Nothing may be changed. Give the entries below again exactly.
───── MATERIAL SHOWN
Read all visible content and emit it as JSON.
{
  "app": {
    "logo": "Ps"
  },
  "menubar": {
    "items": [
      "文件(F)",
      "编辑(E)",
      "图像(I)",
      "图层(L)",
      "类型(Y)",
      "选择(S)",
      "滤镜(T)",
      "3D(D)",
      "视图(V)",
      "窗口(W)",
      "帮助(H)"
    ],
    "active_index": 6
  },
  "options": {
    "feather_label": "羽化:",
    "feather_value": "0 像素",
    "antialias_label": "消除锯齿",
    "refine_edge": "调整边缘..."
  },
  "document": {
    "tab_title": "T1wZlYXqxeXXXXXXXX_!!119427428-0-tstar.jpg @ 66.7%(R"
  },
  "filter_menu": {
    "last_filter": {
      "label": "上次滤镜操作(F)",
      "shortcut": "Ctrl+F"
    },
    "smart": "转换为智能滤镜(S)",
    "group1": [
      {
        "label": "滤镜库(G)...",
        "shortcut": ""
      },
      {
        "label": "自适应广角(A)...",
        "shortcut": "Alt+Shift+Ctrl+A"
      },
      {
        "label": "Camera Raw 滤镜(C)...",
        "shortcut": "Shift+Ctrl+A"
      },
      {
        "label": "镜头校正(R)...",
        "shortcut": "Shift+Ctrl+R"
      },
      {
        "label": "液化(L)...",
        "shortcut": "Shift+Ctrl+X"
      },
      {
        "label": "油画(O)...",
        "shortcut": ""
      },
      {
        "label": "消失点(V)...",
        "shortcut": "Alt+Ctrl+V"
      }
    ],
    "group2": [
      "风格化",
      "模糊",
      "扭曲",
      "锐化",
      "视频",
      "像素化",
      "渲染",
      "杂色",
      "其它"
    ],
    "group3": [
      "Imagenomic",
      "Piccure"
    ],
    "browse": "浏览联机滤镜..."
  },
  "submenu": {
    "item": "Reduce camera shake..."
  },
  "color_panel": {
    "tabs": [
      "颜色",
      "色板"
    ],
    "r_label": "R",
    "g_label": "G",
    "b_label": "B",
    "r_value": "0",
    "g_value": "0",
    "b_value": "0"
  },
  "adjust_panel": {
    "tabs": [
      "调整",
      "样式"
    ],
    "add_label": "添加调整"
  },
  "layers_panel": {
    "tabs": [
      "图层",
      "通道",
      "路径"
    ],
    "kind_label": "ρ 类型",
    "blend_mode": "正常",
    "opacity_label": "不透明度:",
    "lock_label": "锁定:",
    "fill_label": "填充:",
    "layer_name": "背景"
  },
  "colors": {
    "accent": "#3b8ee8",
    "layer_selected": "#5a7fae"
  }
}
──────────
- [WRITTEN ANSWER]
Read all visible content and emit it as JSON.
{
  "app": {
    "logo": "Ps"
  },
  "menubar": {
    "items": [
      "文件(F)",
      "编辑(E)",
      "图像(I)",
      "图层(L)",
      "类型(Y)",
      "选择(S)",
      "滤镜(T)",
      "3D(D)",
      "视图(V)",
      "窗口(W)",
      "帮助(H)"
    ],
    "active_index": 6
  },
  "options": {
    "feather_label": "羽化:",
    "feather_value": "0 像素",
    "antialias_label": "消除锯齿",
    "refine_edge": "调整边缘..."
  },
  "document": {
    "tab_title": "T1wZlYXqxeXXXXXXXX_!!119427428-0-tstar.jpg @ 66.7%(R"
  },
  "filter_menu": {
    "last_filter": {
      "label": "上次滤镜操作(F)",
      "shortcut": "Ctrl+F"
    },
    "smart": "转换为智能滤镜(S)",
    "group1": [
      {
        "label": "滤镜库(G)...",
        "shortcut": ""
      },
      {
        "label": "自适应广角(A)...",
        "shortcut": "Alt+Shift+Ctrl+A"
      },
      {
        "label": "Camera Raw 滤镜(C)...",
        "shortcut": "Shift+Ctrl+A"
      },
      {
        "label": "镜头校正(R)...",
        "shortcut": "Shift+Ctrl+R"
      },
      {
        "label": "液化(L)...",
        "shortcut": "Shift+Ctrl+X"
      },
      {
        "label": "油画(O)...",
        "shortcut": ""
      },
      {
        "label": "消失点(V)...",
        "shortcut": "Alt+Ctrl+V"
      }
    ],
    "group2": [
      "风格化",
      "模糊",
      "扭曲",
      "锐化",
      "视频",
      "像素化",
      "渲染",
      "杂色",
      "其它"
    ],
    "group3": [
      "Imagenomic",
      "Piccure"
    ],
    "browse": "浏览联机滤镜..."
  },
  "submenu": {
    "item": "Reduce camera shake..."
  },
  "color_panel": {
    "tabs": [
      "颜色",
      "色板"
    ],
    "r_label": "R",
    "g_label": "G",
    "b_label": "B",
    "r_value": "0",
    "g_value": "0",
    "b_value": "0"
  },
  "adjust_panel": {
    "tabs": [
      "调整",
      "样式"
    ],
    "add_label": "添加调整"
  },
  "layers_panel": {
    "tabs": [
      "图层",
      "通道",
      "路径"
    ],
    "kind_label": "ρ 类型",
    "blend_mode": "正常",
    "opacity_label": "不透明度:",
    "lock_label": "锁定:",
    "fill_label": "填充:",
    "layer_name": "背景"
  },
  "colors": {
    "accent": "#3b8ee8",
    "layer_selected": "#5a7fae"
  }
}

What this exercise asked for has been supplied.